BEGIN Given information

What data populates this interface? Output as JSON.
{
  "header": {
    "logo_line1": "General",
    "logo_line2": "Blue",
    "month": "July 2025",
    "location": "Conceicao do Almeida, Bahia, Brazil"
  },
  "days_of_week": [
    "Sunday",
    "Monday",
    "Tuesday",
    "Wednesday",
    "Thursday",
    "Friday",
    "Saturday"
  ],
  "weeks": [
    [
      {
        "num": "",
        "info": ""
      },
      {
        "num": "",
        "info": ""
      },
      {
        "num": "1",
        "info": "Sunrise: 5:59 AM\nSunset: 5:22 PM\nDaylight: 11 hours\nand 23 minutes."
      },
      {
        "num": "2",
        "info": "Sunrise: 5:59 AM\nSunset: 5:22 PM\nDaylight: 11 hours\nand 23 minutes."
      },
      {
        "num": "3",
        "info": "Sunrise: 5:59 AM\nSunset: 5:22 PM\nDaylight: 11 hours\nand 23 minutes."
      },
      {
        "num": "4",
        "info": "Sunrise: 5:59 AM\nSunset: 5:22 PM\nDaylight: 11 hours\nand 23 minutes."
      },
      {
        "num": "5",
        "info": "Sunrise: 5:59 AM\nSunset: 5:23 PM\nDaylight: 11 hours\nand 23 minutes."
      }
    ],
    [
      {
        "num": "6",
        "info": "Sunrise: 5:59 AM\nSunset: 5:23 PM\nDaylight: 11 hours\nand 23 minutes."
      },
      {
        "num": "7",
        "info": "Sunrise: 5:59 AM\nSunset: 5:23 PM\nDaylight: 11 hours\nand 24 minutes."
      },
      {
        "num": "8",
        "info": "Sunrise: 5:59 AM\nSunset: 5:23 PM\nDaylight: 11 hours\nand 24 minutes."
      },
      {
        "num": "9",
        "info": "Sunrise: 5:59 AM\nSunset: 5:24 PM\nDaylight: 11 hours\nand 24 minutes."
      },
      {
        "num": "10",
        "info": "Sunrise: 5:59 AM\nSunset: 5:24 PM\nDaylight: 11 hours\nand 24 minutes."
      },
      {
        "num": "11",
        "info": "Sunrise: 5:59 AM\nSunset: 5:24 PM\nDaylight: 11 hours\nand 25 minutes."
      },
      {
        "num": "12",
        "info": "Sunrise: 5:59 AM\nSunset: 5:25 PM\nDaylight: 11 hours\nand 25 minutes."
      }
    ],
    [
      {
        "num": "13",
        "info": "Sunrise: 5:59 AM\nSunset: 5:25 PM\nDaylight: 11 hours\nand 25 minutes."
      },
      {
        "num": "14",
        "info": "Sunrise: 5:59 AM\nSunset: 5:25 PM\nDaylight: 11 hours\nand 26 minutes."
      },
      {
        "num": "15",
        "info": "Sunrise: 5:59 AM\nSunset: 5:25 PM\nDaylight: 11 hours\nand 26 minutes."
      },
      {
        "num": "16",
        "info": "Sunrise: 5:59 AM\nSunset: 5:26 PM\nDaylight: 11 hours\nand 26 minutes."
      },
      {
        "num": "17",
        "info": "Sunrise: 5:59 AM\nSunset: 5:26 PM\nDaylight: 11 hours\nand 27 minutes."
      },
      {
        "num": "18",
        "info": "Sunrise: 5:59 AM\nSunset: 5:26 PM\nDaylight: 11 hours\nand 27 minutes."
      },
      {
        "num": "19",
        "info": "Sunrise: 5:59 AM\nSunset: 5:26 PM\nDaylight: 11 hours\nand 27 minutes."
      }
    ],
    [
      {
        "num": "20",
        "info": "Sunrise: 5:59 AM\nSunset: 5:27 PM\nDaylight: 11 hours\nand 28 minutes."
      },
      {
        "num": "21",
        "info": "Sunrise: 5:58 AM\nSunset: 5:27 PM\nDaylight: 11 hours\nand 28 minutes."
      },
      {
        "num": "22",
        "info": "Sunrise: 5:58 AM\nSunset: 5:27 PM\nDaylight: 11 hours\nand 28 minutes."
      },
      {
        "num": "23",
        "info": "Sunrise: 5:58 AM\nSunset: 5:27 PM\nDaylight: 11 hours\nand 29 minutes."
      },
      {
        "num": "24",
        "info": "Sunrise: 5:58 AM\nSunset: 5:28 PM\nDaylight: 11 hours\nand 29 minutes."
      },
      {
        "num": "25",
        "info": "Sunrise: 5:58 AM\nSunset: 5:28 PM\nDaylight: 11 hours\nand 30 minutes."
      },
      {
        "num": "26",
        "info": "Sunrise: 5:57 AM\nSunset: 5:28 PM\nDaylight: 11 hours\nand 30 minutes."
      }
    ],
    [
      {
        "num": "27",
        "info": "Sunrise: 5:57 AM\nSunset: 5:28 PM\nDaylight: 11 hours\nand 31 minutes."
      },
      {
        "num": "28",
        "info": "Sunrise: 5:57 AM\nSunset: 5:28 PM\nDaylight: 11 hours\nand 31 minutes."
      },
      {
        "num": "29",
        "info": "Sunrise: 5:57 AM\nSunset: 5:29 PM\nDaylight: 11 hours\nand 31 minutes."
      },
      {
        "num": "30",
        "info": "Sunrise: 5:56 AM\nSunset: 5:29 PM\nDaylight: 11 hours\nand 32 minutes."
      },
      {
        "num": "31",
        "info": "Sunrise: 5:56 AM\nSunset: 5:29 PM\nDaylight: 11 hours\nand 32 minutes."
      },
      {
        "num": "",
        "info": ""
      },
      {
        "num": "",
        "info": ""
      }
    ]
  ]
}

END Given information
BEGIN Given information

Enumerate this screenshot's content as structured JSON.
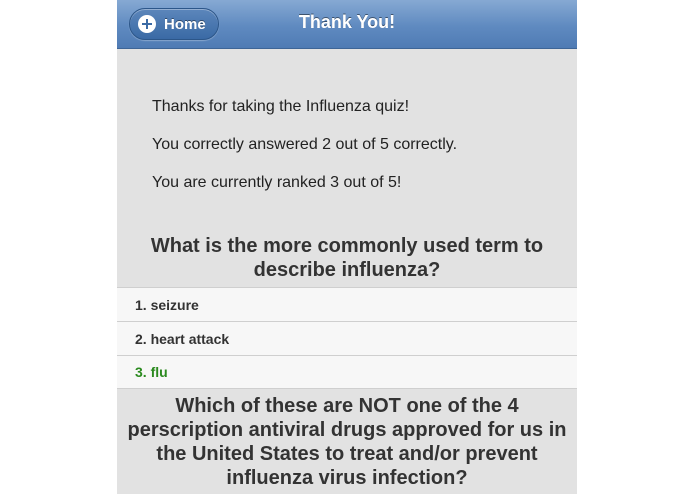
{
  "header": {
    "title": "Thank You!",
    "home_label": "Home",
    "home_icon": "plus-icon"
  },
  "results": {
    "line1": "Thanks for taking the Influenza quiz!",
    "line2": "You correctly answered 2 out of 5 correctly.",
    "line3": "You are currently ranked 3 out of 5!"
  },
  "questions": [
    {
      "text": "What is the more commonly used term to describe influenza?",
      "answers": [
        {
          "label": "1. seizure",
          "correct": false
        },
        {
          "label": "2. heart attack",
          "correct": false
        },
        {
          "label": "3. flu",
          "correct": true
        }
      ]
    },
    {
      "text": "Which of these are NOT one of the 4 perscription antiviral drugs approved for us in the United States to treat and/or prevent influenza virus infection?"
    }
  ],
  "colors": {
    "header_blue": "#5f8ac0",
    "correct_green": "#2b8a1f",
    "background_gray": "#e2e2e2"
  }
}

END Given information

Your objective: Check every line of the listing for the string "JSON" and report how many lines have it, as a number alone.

Solution: 2